UNITED STATES SUPREME COURT AFFIRMS VALIDITY OF FIELD PREEMPTION AS A DEFENSE TO COMMON LAW TORT CLAIMS
On February 29, 2012, the United States Supreme Court refused to narrow field preemption jurisprudence, which provides a defense to common law tort claims. In Kurns v. Railroad FrictionProducts, Inc., U.S., No. 10-879, slip op. (U.S. Feb. 29, 2012), a railroad employee sought to recover damages for alleged exposure to asbestos in locomotives and locomotive parts. The district granted summary judgment for the defendants on the ground that the employee’s state-law claims were preempted by the federal Locomotive Inspection Act (LIA), 49 U.S.C. §20701, et seq. The Third Circuit Court of Appeals affirmed summary judgment.

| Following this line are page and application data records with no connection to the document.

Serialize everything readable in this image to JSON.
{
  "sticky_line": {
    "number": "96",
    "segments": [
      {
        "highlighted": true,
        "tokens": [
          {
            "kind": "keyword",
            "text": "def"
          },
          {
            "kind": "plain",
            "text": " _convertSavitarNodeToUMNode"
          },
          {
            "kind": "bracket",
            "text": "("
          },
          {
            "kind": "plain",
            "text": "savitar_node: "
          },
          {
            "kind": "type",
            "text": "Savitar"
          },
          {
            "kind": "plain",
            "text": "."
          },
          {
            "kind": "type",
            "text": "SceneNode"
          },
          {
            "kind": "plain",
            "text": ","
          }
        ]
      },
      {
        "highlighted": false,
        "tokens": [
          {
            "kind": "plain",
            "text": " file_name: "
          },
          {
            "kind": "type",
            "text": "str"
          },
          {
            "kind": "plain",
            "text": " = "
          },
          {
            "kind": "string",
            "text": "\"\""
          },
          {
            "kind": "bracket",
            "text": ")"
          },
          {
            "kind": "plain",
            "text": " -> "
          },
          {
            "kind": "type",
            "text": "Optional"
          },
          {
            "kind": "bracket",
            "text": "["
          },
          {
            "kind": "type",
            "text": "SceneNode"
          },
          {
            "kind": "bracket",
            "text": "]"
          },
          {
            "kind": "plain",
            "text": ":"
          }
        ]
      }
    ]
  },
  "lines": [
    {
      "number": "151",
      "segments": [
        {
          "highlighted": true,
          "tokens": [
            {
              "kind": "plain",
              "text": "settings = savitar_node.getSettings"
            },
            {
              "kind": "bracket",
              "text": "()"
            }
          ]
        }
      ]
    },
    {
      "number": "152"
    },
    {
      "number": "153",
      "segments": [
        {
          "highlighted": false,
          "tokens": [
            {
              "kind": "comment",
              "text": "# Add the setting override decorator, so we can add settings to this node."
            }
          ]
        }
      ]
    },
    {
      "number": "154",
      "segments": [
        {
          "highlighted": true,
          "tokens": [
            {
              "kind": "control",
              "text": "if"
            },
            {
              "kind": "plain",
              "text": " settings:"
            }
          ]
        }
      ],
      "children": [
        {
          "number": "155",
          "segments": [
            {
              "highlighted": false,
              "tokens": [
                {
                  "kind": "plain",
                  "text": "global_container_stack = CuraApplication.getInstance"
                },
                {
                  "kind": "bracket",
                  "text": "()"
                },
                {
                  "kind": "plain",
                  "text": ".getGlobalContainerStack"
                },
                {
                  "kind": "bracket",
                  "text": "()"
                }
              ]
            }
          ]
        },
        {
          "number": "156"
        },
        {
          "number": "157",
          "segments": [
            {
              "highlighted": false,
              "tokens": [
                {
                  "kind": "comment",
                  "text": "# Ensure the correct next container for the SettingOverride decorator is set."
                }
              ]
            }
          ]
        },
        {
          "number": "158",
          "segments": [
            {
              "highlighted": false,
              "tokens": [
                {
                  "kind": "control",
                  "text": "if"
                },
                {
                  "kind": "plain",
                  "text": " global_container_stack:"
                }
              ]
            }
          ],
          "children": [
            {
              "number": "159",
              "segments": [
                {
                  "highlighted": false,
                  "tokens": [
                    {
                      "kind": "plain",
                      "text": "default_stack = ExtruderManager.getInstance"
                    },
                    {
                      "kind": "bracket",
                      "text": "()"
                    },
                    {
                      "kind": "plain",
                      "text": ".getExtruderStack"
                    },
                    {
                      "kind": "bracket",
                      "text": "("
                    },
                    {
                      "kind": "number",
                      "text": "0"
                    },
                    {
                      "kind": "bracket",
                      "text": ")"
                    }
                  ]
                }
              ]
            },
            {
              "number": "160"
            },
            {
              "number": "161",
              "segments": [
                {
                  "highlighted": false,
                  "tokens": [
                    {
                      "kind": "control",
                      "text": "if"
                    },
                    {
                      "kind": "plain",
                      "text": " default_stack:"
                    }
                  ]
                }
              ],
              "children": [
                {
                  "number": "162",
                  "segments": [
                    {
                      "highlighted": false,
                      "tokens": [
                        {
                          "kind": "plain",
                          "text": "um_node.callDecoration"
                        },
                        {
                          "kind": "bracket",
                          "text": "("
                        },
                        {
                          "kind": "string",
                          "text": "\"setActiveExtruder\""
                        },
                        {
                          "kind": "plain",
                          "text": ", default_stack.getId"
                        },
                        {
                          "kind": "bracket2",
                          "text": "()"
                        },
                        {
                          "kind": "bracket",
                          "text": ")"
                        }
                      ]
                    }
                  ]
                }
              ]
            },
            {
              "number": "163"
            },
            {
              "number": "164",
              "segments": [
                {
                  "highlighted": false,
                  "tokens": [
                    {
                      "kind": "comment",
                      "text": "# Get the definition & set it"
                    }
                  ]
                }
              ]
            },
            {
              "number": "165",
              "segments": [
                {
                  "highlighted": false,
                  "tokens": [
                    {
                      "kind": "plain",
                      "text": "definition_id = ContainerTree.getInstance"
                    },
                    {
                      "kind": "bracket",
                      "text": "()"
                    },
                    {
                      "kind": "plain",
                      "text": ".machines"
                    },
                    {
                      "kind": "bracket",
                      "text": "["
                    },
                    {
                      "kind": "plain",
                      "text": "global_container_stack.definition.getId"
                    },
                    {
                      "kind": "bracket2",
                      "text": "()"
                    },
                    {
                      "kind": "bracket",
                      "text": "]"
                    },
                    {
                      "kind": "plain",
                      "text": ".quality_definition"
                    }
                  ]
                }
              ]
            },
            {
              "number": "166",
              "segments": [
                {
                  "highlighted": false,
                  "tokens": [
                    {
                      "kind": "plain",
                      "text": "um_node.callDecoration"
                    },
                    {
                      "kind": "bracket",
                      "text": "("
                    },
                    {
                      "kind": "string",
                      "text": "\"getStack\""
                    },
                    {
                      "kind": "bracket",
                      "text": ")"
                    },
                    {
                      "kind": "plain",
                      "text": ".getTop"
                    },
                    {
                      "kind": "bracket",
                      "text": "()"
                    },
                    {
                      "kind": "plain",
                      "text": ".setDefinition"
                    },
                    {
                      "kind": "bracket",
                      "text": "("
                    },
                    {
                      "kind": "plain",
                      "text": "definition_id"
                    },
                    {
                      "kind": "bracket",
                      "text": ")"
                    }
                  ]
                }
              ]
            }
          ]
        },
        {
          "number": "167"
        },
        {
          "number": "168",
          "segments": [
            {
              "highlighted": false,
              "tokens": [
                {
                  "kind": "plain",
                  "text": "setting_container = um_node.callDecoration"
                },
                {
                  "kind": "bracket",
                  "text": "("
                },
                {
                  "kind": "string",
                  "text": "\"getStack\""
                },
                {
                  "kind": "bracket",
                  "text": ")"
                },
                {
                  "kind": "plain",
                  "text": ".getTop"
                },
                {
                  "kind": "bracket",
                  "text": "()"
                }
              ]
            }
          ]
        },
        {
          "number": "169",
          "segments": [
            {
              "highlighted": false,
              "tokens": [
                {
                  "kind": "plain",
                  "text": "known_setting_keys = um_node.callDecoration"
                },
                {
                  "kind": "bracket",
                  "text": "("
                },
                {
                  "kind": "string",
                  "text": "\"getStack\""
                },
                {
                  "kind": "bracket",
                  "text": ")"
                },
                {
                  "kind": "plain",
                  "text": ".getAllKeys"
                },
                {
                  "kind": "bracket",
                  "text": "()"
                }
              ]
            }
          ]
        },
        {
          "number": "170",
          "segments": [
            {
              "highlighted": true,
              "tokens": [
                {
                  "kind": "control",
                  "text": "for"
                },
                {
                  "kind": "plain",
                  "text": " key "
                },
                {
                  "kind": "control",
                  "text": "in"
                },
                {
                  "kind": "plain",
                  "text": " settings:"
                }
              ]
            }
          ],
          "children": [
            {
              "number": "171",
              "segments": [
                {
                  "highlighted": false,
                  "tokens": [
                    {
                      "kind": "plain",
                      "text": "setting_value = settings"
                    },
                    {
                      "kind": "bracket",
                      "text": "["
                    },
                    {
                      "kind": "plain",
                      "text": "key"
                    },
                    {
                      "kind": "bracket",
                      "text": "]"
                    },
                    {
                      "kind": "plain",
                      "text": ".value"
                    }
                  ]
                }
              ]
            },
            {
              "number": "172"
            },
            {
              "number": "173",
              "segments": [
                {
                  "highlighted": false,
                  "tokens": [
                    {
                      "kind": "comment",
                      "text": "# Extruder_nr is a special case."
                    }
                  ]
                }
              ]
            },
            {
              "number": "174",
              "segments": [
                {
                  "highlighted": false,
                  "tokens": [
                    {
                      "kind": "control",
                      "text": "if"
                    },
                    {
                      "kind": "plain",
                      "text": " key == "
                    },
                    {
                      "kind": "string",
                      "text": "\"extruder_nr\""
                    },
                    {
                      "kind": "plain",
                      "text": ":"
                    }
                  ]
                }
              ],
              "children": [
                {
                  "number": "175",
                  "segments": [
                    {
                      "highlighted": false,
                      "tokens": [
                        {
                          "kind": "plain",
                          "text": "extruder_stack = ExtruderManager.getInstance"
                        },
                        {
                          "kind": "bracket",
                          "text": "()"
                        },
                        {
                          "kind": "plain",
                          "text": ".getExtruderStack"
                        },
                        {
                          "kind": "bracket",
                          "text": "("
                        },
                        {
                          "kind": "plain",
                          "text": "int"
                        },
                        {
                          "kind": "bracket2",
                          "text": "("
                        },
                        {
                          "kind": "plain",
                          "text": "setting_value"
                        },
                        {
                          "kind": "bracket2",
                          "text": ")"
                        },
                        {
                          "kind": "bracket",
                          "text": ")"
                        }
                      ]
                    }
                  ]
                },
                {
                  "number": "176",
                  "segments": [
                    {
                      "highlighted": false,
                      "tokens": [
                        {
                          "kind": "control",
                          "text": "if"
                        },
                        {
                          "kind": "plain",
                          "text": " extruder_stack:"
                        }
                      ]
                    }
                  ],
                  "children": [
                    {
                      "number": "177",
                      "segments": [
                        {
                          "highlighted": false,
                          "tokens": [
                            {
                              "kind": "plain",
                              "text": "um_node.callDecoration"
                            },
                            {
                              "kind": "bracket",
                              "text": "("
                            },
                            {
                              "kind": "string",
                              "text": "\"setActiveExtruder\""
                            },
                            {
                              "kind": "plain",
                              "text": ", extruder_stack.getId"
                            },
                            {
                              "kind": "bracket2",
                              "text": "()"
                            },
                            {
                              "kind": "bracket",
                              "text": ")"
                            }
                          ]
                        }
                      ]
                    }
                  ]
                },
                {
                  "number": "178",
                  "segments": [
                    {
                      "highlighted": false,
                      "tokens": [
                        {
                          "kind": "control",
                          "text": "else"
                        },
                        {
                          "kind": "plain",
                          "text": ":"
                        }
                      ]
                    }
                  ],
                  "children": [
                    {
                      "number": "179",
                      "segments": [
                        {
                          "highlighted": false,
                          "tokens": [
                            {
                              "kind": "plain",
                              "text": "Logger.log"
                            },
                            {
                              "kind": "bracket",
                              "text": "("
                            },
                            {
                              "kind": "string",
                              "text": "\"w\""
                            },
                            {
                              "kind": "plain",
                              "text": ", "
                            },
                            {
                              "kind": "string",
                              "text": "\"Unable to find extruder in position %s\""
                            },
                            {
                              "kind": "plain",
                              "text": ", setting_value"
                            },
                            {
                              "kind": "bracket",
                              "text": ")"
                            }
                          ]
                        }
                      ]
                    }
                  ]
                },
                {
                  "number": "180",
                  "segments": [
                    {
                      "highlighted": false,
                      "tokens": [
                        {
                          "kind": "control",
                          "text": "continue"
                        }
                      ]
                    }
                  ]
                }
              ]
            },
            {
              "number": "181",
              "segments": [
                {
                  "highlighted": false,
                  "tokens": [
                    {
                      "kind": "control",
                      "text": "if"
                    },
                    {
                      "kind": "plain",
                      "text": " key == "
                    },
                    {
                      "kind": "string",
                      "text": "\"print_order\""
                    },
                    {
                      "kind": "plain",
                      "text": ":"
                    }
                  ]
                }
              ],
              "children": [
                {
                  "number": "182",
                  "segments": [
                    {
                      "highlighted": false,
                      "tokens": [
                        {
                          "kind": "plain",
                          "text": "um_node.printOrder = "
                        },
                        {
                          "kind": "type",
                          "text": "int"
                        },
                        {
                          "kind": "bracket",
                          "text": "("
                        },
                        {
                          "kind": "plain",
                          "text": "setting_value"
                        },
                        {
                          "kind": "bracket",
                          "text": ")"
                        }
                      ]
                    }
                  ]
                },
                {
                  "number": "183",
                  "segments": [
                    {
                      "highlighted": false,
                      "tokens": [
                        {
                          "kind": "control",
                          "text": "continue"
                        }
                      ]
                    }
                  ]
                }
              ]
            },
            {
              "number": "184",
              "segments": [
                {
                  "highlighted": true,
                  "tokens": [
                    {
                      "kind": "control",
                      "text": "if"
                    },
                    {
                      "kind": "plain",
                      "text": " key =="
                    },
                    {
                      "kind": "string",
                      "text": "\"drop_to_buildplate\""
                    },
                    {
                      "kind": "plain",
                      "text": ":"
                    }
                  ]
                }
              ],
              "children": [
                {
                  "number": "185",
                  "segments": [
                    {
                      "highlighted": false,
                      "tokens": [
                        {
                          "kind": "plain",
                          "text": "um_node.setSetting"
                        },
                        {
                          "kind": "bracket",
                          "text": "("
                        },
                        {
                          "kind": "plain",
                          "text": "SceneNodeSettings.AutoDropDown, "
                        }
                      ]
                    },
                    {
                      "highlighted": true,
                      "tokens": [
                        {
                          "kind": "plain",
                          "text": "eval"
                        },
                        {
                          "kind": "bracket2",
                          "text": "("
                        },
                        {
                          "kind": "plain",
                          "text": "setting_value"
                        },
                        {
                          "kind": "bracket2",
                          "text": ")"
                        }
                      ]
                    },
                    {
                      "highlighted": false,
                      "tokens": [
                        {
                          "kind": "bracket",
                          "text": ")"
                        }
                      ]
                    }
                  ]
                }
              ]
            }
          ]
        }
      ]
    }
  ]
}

The United States Supreme Court affirmed the lower courts, holding that Plaintiff’s state-law design- defect and failure-to-warn claims fell within the field of locomotive equipment regulation pre-empted by the LIA as that field was defined in its prior decision, Napier v. Atlantic Coast Line R. Co., 272 U. S. 605, 2-11 (1926). In Napier, the Supreme Court held two state laws prescribing the use of locomotive equipment pre-empted by the LIA, concluding that the broad power conferred by the LIA on the Interstate Commerce Commission (the agency then vested with authority to carry out the LIA’s requirements) was a “general one” that “extends to the design, the construction and the material of every part of the locomotive and tender and of all appurtenances.” 272 U. S., at 611.
At the Supreme Court, the petitioners did not argue that Napier should be overruled. Instead, the petitioners argued that their claims fall outside the LIA’s pre-empted field. The Court rejected the petitioners’ various arguments, stating that Congress, in enacting the LIA, “manifest[ed] the intention to occupy the entire field of regulating locomotive equipment.” Id. Second, the Court held that the petitioners’ petitioners’ failure-to-warn claims were not directed at the equipment of locomotives, so they fell within the pre-empted field defined by Napier. Third, the Court found that Napier defined the pre- empted field on the basis of the physical elements regulated, not on the basis of the entity directly subject to regulation. Therefore, the Court rejected petitioners’ argument that the employee’s claims were not pre-empted because manufacturers were not regulated under the LIA when the employee was exposed to asbestos. Finally, contrary to petitioners’ argument, the Court held that the LIA’s pre-emptive scope is not limited to state legislation or regulation but extends to state common-law duties and standards of care directed to the subject of locomotive equipment.
Justice Thomas delivered the opinion of the Court in which Chief Justice Roberts and Justices Scalia, Kennedy, Alito, and Kagan joined. Justice Kagan filed a concurring opinion. Justice Sotomayor filed an opinion concurring in part and dissenting in part, in which Justices Ginsburg and Breyer joined.